He came into the game batting .183. But in the first inning, he hit a two-run homer into the right-field stands off Red Lucas. That was 712. He gave the Braves a 4-0 lead with another two-run shot, this one off Guy Bush, in the fourth -- 713. The Pirates tied the score, but Ruth put the Braves back ahead 5-4 with an RBI single in the fifth. In the top of the seventh, with the home team back ahead 7-5 but the crowd behind him, Ruth took a mighty swing at Bush's 3-1 pitch ... and launched it clear over the right-field roof. No batter had ever done that in the 26-year history of the park: 714.

In an article for the Society of American Baseball Research, Jack Zerby described the scene thusly: "After rounding the bases in a 1935 version of his classic trot, Babe saluted the fans with a tipped cap, and then excused himself from the game. Sole access to the visiting clubhouse was through the Pittsburgh dugout. En route, he plopped himself down at the end of the bench and told rookie Pirate pitcher Mace Brown, 'Boy, that last one felt good.'"

After going 4-for-4 with three homers and six RBIs, Ruth played five more games, but he never got another hit.

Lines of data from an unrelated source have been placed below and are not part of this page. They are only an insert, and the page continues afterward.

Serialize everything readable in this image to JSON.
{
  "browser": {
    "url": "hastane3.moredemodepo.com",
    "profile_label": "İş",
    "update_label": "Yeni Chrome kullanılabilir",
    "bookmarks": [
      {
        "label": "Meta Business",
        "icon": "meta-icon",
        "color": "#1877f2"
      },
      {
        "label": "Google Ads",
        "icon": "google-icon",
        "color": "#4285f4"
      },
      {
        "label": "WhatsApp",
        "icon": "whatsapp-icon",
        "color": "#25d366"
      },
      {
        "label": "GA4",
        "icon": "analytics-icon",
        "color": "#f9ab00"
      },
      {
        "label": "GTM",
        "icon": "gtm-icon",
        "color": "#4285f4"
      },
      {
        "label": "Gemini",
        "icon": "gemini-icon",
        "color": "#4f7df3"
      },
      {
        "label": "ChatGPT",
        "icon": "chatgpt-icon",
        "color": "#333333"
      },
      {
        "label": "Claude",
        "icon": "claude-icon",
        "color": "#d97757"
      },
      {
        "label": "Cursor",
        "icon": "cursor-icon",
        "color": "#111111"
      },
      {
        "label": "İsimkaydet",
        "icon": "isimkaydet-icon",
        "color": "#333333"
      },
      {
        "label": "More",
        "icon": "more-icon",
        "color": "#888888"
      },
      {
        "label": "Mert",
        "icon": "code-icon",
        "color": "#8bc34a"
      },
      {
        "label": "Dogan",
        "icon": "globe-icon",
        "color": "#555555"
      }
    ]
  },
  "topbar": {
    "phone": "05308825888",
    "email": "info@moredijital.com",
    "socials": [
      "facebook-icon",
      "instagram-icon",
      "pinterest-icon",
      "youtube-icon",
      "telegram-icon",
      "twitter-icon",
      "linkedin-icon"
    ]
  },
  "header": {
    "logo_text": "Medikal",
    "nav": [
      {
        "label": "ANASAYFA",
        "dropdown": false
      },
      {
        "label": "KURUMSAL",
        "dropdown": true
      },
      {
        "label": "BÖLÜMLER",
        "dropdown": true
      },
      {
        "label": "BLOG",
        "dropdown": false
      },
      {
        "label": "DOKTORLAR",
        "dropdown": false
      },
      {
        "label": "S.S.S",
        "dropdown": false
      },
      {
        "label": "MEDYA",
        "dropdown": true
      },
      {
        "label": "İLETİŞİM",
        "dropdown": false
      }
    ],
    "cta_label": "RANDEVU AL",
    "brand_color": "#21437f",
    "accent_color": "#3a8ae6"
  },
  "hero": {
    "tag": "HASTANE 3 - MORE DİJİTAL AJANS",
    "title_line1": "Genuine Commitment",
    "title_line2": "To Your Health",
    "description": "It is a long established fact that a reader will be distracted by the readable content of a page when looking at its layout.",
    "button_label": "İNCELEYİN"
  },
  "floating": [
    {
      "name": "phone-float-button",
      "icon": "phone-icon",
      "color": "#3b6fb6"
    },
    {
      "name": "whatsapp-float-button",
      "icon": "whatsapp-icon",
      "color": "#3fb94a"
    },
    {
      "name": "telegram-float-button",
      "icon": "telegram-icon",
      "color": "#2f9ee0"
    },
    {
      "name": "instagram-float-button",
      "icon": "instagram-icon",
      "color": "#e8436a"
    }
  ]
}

The ball that Ruth hit for No. 714 is now part of the Hall of Fame's touring exhibit, "We Are Baseball," which is at Kauffman Stadium in Kansas City until Aug. 21. Then it's on to St. Louis. That's the thing about last home runs. Long after the batter touches home, the ball is still traveling.